» DESCRIPTION OF THE TASK
Would you repeat every line of the data exactly?

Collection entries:
····················

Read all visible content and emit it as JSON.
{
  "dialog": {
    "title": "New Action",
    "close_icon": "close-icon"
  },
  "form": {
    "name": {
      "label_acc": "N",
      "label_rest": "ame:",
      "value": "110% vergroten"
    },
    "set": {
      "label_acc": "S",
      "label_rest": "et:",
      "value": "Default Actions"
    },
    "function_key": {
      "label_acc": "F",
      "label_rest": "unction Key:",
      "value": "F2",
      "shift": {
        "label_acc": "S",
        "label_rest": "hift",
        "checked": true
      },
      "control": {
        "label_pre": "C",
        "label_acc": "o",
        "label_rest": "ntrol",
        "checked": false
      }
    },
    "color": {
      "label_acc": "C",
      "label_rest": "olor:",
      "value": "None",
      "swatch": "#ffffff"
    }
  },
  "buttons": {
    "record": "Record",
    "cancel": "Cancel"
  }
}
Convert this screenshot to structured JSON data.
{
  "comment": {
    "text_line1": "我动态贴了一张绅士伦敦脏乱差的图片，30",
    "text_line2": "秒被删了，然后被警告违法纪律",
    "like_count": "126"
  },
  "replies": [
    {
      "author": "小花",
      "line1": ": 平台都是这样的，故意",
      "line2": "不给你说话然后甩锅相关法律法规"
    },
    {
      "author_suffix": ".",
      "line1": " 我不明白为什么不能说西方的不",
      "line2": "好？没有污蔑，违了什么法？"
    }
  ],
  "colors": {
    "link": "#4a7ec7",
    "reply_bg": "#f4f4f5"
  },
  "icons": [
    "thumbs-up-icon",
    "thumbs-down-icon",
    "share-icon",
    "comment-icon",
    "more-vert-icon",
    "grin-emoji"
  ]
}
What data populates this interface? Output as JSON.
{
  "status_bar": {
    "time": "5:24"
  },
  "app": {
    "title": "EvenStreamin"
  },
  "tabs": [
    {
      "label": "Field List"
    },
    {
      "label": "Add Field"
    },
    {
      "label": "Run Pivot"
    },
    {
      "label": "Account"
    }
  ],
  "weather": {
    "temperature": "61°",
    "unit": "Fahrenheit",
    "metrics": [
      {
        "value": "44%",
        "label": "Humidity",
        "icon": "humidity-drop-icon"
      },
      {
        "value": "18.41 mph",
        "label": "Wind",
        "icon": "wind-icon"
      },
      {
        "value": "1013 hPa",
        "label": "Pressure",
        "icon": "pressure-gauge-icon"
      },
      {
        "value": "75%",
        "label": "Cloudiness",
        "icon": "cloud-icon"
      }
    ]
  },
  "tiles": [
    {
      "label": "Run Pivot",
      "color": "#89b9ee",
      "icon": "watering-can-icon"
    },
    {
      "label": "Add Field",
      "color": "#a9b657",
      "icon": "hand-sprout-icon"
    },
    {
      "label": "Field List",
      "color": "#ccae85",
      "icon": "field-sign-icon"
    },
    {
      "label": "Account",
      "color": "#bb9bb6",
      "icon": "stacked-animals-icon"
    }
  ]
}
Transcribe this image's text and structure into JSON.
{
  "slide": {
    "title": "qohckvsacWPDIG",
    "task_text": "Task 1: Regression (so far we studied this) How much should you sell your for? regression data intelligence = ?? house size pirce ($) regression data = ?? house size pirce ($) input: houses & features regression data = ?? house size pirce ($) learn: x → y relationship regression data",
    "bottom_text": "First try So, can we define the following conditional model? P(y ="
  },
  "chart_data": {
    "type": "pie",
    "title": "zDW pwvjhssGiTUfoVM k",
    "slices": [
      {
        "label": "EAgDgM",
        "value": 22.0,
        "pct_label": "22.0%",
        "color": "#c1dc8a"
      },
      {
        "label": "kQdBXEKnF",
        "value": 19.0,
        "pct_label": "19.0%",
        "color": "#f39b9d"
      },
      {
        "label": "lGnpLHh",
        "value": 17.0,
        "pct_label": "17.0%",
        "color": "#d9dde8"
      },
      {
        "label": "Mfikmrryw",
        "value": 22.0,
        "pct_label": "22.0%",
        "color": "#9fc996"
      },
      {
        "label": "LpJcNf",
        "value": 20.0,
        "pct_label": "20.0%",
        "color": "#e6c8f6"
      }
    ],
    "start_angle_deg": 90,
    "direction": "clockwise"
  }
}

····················

» RESULT BELOW
Read all visible content and emit it as JSON.
{
  "dialog": {
    "title": "New Action",
    "close_icon": "close-icon"
  },
  "form": {
    "name": {
      "label_acc": "N",
      "label_rest": "ame:",
      "value": "110% vergroten"
    },
    "set": {
      "label_acc": "S",
      "label_rest": "et:",
      "value": "Default Actions"
    },
    "function_key": {
      "label_acc": "F",
      "label_rest": "unction Key:",
      "value": "F2",
      "shift": {
        "label_acc": "S",
        "label_rest": "hift",
        "checked": true
      },
      "control": {
        "label_pre": "C",
        "label_acc": "o",
        "label_rest": "ntrol",
        "checked": false
      }
    },
    "color": {
      "label_acc": "C",
      "label_rest": "olor:",
      "value": "None",
      "swatch": "#ffffff"
    }
  },
  "buttons": {
    "record": "Record",
    "cancel": "Cancel"
  }
}
Convert this screenshot to structured JSON data.
{
  "comment": {
    "text_line1": "我动态贴了一张绅士伦敦脏乱差的图片，30",
    "text_line2": "秒被删了，然后被警告违法纪律",
    "like_count": "126"
  },
  "replies": [
    {
      "author": "小花",
      "line1": ": 平台都是这样的，故意",
      "line2": "不给你说话然后甩锅相关法律法规"
    },
    {
      "author_suffix": ".",
      "line1": " 我不明白为什么不能说西方的不",
      "line2": "好？没有污蔑，违了什么法？"
    }
  ],
  "colors": {
    "link": "#4a7ec7",
    "reply_bg": "#f4f4f5"
  },
  "icons": [
    "thumbs-up-icon",
    "thumbs-down-icon",
    "share-icon",
    "comment-icon",
    "more-vert-icon",
    "grin-emoji"
  ]
}
What data populates this interface? Output as JSON.
{
  "status_bar": {
    "time": "5:24"
  },
  "app": {
    "title": "EvenStreamin"
  },
  "tabs": [
    {
      "label": "Field List"
    },
    {
      "label": "Add Field"
    },
    {
      "label": "Run Pivot"
    },
    {
      "label": "Account"
    }
  ],
  "weather": {
    "temperature": "61°",
    "unit": "Fahrenheit",
    "metrics": [
      {
        "value": "44%",
        "label": "Humidity",
        "icon": "humidity-drop-icon"
      },
      {
        "value": "18.41 mph",
        "label": "Wind",
        "icon": "wind-icon"
      },
      {
        "value": "1013 hPa",
        "label": "Pressure",
        "icon": "pressure-gauge-icon"
      },
      {
        "value": "75%",
        "label": "Cloudiness",
        "icon": "cloud-icon"
      }
    ]
  },
  "tiles": [
    {
      "label": "Run Pivot",
      "color": "#89b9ee",
      "icon": "watering-can-icon"
    },
    {
      "label": "Add Field",
      "color": "#a9b657",
      "icon": "hand-sprout-icon"
    },
    {
      "label": "Field List",
      "color": "#ccae85",
      "icon": "field-sign-icon"
    },
    {
      "label": "Account",
      "color": "#bb9bb6",
      "icon": "stacked-animals-icon"
    }
  ]
}
Transcribe this image's text and structure into JSON.
{
  "slide": {
    "title": "qohckvsacWPDIG",
    "task_text": "Task 1: Regression (so far we studied this) How much should you sell your for? regression data intelligence = ?? house size pirce ($) regression data = ?? house size pirce ($) input: houses & features regression data = ?? house size pirce ($) learn: x → y relationship regression data",
    "bottom_text": "First try So, can we define the following conditional model? P(y ="
  },
  "chart_data": {
    "type": "pie",
    "title": "zDW pwvjhssGiTUfoVM k",
    "slices": [
      {
        "label": "EAgDgM",
        "value": 22.0,
        "pct_label": "22.0%",
        "color": "#c1dc8a"
      },
      {
        "label": "kQdBXEKnF",
        "value": 19.0,
        "pct_label": "19.0%",
        "color": "#f39b9d"
      },
      {
        "label": "lGnpLHh",
        "value": 17.0,
        "pct_label": "17.0%",
        "color": "#d9dde8"
      },
      {
        "label": "Mfikmrryw",
        "value": 22.0,
        "pct_label": "22.0%",
        "color": "#9fc996"
      },
      {
        "label": "LpJcNf",
        "value": 20.0,
        "pct_label": "20.0%",
        "color": "#e6c8f6"
      }
    ],
    "start_angle_deg": 90,
    "direction": "clockwise"
  }
}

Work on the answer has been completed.